Sometimes the presence of cliches can be funny in a ‘I can’t believe they’re doing these old jokes’ way. That is not the Fam Time way. This is a sitcom that assumes its audience has never previously seen a sitcom – which, considering it was made for Australian commercial television viewers, is probably not far off the mark.

So you have a dad who says things like ‘Is he doing, like, computer rooting?’ and refers to his good undies as ‘gundies’. The younger daughter is really good at killing things in games; the older daughter has an ASMR channel devoted to the sound of two staplers kissing and crushing cabbage while wearing a rubber glove. The son has a pathetic moustache because he’s trying to pick up women online. There’s the germ of an interesting idea here in that all the family (dad aside) are living their lives online, but it’s an idea from 2011.

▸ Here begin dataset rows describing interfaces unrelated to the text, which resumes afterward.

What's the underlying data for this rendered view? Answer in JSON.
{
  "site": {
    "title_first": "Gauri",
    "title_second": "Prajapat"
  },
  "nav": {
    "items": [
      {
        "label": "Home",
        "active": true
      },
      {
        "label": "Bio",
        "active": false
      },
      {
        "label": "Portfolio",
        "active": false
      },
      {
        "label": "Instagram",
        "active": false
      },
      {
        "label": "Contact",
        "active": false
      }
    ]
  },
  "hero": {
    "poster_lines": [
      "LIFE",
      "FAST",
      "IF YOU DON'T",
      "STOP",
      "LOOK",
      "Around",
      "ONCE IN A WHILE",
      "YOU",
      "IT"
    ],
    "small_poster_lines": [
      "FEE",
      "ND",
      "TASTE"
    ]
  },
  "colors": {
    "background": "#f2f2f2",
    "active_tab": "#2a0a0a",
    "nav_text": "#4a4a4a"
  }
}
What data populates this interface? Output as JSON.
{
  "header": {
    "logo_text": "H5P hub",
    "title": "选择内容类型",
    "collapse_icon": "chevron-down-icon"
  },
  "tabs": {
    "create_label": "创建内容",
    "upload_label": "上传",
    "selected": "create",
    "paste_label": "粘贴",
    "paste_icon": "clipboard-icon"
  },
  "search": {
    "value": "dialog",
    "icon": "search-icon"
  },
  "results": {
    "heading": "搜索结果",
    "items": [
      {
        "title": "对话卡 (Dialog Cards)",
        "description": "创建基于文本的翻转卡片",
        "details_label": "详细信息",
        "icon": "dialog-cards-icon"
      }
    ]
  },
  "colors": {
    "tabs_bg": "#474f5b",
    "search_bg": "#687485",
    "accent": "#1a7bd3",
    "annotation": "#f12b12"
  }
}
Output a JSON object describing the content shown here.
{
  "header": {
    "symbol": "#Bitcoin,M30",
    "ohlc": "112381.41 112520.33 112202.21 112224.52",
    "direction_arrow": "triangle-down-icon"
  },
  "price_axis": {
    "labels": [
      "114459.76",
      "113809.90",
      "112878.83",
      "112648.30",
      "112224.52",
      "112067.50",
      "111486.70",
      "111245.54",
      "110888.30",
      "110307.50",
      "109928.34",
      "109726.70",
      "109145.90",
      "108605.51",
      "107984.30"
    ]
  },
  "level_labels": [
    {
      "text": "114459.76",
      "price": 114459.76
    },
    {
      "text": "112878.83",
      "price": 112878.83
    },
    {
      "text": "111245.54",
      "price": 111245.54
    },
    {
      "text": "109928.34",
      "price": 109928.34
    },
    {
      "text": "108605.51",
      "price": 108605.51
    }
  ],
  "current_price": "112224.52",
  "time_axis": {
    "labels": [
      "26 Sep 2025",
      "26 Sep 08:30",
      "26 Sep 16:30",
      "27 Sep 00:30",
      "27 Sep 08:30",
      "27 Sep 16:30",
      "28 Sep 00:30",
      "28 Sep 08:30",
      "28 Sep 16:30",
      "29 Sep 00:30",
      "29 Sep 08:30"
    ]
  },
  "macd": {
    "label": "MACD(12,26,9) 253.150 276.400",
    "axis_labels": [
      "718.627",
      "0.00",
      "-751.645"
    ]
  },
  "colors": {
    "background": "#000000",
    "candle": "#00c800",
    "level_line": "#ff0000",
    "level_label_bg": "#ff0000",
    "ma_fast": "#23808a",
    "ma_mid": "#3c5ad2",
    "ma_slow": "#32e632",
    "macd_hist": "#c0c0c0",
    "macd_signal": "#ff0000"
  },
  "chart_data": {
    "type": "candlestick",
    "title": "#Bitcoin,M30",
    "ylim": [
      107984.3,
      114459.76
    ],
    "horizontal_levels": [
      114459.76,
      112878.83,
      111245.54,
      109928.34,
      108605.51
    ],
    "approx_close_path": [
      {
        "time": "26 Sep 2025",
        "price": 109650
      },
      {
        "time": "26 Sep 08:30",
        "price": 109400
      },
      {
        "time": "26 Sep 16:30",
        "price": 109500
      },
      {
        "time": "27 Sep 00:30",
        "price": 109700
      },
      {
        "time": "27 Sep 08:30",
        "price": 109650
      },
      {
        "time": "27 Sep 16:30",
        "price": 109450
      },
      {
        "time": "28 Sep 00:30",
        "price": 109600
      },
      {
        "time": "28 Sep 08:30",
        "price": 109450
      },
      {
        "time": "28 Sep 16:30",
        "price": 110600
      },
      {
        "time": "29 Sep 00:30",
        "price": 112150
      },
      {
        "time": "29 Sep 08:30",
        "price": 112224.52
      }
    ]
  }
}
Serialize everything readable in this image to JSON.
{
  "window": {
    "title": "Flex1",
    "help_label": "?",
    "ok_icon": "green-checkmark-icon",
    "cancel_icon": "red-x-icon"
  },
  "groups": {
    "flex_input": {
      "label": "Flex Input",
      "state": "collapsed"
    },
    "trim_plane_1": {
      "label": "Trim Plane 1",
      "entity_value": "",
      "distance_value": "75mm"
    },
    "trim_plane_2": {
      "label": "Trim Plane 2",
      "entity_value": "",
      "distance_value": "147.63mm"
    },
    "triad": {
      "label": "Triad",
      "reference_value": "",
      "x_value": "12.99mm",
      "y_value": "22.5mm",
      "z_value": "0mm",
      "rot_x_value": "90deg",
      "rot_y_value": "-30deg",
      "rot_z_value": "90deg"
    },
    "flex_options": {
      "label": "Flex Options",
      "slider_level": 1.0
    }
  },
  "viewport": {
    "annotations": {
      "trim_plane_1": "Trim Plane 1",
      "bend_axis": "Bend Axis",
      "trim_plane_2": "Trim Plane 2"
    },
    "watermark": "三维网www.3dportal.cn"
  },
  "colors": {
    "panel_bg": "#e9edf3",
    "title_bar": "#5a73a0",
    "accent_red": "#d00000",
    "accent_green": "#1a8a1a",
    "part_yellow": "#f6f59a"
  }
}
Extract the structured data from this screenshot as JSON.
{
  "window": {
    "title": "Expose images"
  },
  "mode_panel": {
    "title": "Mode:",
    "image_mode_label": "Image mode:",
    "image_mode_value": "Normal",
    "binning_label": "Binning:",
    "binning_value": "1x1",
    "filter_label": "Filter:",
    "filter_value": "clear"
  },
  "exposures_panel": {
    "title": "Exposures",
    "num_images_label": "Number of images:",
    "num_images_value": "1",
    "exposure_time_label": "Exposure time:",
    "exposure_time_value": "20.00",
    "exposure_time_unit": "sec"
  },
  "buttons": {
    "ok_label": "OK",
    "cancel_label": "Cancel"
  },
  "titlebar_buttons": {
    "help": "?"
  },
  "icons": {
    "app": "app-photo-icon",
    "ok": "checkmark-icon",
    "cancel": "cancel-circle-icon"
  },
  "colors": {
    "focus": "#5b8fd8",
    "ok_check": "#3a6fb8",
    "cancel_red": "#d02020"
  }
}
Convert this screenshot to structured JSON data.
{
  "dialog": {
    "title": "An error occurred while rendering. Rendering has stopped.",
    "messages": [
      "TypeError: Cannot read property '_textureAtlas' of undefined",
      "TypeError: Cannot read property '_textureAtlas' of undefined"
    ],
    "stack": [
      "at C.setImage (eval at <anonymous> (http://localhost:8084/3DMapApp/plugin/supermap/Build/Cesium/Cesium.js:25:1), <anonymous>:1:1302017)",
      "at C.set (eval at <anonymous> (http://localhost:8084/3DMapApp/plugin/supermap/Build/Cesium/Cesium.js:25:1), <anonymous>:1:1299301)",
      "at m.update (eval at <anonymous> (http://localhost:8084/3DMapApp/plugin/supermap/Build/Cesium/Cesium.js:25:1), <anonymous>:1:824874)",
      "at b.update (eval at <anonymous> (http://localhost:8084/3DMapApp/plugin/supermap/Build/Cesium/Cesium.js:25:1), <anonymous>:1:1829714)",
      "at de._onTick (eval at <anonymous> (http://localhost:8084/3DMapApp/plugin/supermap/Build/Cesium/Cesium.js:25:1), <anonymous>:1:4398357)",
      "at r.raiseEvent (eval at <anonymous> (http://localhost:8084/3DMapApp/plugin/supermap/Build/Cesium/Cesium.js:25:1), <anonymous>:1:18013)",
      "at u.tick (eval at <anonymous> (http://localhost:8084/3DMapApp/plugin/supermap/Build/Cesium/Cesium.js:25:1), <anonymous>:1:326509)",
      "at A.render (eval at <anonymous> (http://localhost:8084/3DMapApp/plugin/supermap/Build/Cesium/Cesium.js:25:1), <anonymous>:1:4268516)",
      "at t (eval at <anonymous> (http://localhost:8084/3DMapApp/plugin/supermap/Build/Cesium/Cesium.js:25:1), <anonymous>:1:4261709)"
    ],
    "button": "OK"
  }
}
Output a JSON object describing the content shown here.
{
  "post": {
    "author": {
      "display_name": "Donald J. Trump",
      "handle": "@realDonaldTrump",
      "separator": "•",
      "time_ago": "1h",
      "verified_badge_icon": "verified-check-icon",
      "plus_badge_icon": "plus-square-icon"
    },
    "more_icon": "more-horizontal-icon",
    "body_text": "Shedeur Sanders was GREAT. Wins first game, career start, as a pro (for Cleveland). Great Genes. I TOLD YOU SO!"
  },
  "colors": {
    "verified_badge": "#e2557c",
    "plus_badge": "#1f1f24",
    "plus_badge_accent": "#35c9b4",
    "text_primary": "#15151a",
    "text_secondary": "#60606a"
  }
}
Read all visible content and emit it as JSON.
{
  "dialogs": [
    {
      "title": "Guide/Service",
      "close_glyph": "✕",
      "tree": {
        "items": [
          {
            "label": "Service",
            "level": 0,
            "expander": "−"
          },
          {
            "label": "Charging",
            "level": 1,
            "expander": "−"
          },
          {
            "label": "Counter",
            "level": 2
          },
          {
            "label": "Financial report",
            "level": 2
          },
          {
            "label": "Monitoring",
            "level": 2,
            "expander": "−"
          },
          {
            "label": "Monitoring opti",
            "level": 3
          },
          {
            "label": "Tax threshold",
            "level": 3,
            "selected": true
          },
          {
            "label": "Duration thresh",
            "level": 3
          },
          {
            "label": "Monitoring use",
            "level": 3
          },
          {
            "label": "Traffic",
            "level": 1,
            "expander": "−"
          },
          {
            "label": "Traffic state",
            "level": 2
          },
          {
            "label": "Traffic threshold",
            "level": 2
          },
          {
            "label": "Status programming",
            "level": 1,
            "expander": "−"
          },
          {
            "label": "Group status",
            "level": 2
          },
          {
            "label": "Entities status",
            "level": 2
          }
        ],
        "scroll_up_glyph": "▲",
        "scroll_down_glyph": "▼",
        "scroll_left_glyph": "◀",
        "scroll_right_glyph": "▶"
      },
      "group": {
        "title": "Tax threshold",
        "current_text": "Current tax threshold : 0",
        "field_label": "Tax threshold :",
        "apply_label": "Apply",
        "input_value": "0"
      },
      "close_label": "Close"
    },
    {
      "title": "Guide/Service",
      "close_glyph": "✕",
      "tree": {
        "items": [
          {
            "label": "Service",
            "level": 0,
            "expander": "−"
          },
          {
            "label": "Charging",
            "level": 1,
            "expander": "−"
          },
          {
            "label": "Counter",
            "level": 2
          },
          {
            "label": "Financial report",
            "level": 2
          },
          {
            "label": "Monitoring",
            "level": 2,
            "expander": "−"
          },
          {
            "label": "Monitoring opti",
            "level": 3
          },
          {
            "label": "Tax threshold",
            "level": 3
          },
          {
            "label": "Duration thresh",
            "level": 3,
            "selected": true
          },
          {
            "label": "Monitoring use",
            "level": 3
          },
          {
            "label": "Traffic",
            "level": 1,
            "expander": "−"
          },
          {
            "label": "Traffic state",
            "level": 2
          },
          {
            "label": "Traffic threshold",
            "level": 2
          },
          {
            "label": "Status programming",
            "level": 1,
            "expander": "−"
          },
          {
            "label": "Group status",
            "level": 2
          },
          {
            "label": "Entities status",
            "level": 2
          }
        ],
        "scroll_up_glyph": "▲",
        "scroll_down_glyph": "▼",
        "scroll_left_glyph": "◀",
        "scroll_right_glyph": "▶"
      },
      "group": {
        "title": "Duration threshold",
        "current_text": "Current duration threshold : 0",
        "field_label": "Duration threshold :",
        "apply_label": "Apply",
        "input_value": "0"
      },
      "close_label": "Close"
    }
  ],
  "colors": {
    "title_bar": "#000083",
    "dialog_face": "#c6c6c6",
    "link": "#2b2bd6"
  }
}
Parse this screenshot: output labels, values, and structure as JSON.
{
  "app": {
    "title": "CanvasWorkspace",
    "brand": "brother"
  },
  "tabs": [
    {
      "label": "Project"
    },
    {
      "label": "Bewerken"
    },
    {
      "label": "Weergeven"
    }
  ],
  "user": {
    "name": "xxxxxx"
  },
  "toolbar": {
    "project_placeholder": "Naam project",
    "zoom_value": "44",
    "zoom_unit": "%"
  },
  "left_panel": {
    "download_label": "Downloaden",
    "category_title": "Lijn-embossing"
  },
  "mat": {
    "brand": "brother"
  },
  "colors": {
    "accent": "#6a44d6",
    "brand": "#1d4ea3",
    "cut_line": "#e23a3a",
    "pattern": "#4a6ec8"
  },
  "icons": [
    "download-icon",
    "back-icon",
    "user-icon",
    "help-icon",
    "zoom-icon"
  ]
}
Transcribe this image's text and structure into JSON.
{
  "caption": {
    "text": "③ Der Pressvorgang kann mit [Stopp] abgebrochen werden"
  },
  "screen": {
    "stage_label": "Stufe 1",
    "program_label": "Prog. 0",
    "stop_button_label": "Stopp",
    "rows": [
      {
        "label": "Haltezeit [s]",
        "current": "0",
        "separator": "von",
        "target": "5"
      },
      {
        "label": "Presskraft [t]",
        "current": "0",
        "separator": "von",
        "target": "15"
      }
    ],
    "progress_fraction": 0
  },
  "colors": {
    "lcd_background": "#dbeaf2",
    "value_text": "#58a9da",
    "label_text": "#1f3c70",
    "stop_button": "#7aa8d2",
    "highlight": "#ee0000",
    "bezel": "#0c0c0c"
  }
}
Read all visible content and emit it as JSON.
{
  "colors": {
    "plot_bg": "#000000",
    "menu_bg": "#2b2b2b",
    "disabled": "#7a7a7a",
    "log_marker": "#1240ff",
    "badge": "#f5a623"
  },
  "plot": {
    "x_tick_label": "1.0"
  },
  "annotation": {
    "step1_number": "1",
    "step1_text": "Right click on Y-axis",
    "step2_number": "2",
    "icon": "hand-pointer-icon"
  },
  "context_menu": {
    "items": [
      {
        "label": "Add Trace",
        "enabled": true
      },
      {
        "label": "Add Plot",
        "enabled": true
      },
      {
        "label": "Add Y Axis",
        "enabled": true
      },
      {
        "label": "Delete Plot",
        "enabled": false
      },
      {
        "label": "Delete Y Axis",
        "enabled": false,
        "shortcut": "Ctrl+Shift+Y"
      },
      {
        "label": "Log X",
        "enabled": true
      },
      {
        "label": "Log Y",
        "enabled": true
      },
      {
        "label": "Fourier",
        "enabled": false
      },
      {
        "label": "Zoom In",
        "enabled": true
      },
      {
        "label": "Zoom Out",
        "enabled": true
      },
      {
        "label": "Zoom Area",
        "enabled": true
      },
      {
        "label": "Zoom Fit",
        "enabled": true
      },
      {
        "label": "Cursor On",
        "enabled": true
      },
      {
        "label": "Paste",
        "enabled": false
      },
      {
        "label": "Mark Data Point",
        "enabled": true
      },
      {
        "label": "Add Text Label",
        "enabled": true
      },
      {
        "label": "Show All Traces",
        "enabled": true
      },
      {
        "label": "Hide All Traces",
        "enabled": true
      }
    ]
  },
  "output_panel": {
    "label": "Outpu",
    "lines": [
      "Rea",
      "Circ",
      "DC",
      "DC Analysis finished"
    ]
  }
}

Fam Time: awks

As you’d expect from a show about being online, there’s a lot of jokes about sex. As you’d expect from a sitcom made for Australian commercial television, pretty much all those jokes are crass and awkward. The dad engraves ‘fellatio’ on a memorial plaque (why?); the dad sprays the teen boy with gap filler while giving a sex talk (why?). If the characters locked their doors there wouldn’t be a series, it’s so reliant on ‘sorry to barge in, oops, awkward’.

There is the occasional gag that works. Tahnee demonstrates her ASMR technique on Belinda by pouring prosecco over her head, and when she starts slurping the booze out of her hair (as you do), the daughter quickly shoves a microphone in her face to record the sound. But to be worth 22 minutes of your time, this needed a lot more of that, and a lot less of … pretty much everything else.

The commercial networks have rarely struck gold with local sitcoms. The last one Seven tried before this was Bullpit!; the less said about Hey, Dad..!, the better (presumably this failed because it wasn’t titled Fam Time!). If this really is the final ever example, the genre died the way it lived: as a bland, forgettable time-filler nobody cared about.

At least Aaron Chen shows up at the end of episode one as a Menulog delivery guy who gets the biggest laugh of the show just by reciting the order.

All six episodes of Fam Time are available to stream on 7+ from 11 July 2024.


2.5 out of 5 stars

Fam Time


Michala Banas, Duncan Fellows, Benson Jack Anthony, Karina Banno, Chloe de los Santos, Rhonda Burchmore


Hayden Guppy

Format: TV Series

Country: Australia

Release: 11 July 2024

Anthony Morris is a freelance film and television writer. He’s been a regular contributor to The Big Issue, Empire Magazine, Junkee, Broadsheet, The Wheeler Centre and Forte Magazine, where he’s currently the film editor. Other publications he’s contributed to include Vice, The Vine, Kill Your Darlings (where he was their online film columnist), The Lifted Brow, Urban Walkabout and Spook Magazine. He’s the co-author of hit romantic comedy novel The Hot Guy, and he’s also written some short stories he’d rather you didn’t mention. You can follow him on Twitter @morrbeat and read some of his reviews on the blog It’s Better in the Dark.